(Data about app and page elements)
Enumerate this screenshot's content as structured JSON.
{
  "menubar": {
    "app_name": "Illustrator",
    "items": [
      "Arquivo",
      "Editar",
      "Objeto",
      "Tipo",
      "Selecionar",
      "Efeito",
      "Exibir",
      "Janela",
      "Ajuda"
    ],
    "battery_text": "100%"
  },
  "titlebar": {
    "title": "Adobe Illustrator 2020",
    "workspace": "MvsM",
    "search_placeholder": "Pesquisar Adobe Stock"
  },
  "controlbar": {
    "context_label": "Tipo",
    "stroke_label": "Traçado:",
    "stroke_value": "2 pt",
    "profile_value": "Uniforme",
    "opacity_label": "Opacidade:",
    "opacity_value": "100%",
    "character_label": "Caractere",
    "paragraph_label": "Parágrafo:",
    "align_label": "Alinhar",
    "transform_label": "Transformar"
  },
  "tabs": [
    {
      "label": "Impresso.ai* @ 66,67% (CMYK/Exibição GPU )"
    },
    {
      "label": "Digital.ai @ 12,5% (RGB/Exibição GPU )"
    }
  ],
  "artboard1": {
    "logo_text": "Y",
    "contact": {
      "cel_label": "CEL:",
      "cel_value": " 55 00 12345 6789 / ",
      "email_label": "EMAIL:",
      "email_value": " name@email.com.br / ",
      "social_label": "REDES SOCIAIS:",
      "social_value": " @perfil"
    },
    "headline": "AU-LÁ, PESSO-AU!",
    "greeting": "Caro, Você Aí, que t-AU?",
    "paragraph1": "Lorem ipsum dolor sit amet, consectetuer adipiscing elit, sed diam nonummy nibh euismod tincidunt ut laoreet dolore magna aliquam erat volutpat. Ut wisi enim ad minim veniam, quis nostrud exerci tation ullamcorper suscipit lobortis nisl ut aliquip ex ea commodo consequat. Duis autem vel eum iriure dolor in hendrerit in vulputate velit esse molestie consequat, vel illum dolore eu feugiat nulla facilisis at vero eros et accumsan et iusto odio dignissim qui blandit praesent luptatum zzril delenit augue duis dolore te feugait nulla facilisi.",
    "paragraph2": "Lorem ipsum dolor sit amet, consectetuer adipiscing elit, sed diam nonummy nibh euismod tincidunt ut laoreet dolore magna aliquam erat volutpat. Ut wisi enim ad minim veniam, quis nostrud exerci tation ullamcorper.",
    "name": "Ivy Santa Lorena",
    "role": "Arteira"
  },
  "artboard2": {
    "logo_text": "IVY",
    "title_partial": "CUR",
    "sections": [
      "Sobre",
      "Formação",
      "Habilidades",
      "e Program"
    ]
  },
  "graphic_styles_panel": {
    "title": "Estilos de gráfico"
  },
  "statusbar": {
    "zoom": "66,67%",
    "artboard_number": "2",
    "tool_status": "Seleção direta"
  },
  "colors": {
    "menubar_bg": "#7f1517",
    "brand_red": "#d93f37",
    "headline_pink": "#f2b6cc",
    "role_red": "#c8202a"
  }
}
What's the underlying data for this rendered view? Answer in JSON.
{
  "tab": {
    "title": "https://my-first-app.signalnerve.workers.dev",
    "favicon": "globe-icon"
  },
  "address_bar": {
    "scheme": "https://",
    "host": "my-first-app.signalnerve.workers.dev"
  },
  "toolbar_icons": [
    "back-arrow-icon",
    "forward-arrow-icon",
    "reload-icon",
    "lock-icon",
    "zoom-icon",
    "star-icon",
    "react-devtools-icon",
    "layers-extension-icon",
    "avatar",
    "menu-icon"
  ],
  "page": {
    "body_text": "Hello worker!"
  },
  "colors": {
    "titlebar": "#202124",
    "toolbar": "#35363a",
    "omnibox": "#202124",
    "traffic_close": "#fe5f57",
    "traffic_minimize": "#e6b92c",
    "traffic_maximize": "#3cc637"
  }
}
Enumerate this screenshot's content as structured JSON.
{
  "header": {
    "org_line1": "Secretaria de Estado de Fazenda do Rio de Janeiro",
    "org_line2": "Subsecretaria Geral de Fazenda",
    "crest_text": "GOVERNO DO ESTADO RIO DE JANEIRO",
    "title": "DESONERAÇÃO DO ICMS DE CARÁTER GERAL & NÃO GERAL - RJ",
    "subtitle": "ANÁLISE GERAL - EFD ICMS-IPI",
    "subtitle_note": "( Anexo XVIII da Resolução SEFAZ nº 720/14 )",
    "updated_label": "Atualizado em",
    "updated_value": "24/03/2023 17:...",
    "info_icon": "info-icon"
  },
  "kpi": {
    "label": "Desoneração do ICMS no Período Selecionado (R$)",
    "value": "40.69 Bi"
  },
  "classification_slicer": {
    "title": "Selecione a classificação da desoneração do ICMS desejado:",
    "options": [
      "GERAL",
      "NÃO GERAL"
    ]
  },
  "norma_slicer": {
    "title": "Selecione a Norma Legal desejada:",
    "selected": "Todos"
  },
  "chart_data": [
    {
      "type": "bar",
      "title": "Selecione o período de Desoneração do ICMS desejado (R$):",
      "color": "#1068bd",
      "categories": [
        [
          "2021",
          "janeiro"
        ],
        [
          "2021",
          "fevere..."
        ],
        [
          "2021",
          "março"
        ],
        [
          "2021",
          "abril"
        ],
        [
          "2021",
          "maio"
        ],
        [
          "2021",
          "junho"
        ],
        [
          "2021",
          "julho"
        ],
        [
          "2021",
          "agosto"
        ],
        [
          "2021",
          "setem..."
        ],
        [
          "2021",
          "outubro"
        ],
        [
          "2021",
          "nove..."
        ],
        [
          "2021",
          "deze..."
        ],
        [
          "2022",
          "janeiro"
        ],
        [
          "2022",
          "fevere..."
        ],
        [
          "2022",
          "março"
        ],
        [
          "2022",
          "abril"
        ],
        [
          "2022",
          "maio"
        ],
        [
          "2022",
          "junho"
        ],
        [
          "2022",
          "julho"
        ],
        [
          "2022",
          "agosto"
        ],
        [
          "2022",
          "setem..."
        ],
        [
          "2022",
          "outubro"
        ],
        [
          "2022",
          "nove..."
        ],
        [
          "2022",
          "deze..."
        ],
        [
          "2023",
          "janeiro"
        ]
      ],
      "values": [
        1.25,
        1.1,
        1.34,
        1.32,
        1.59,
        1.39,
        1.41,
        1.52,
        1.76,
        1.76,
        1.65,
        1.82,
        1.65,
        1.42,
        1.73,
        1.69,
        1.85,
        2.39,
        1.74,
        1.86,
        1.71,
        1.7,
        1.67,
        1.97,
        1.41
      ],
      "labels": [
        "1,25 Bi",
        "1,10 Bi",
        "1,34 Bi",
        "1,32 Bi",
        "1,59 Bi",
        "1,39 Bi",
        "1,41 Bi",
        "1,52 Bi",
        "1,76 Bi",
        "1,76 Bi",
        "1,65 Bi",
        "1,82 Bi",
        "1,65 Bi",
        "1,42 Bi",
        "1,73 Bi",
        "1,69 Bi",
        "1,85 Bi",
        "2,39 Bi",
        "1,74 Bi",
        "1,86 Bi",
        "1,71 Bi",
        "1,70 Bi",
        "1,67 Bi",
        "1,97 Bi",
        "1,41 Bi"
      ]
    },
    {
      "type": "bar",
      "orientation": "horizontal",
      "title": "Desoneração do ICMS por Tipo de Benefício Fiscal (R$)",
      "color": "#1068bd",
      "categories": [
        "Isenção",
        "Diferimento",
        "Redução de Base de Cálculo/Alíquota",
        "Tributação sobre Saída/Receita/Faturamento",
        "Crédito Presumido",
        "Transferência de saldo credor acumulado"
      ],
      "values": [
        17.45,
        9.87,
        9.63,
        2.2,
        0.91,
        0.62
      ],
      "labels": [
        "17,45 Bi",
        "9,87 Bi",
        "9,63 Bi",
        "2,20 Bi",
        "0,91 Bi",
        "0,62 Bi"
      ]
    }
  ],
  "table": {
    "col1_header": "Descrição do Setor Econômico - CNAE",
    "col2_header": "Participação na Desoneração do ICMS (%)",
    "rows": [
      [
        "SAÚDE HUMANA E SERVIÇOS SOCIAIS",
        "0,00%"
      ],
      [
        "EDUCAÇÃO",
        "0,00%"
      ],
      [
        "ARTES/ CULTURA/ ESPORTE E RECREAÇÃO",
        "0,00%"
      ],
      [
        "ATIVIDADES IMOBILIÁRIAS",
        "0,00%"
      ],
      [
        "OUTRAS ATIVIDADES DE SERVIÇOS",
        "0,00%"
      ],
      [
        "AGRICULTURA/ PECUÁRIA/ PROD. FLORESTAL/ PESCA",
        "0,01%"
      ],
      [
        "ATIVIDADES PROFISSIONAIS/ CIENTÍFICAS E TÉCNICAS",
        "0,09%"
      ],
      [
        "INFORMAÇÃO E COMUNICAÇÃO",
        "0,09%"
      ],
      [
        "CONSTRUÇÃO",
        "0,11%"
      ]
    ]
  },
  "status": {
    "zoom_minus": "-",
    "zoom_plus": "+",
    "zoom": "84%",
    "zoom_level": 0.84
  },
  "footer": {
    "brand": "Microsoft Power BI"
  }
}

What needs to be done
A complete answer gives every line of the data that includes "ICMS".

Response to the task
    "title": "DESONERAÇÃO DO ICMS DE CARÁTER GERAL & NÃO GERAL - RJ",
    "subtitle": "ANÁLISE GERAL - EFD ICMS-IPI",
    "label": "Desoneração do ICMS no Período Selecionado (R$)",
    "title": "Selecione a classificação da desoneração do ICMS desejado:",
      "title": "Selecione o período de Desoneração do ICMS desejado (R$):",
      "title": "Desoneração do ICMS por Tipo de Benefício Fiscal (R$)",
    "col2_header": "Participação na Desoneração do ICMS (%)",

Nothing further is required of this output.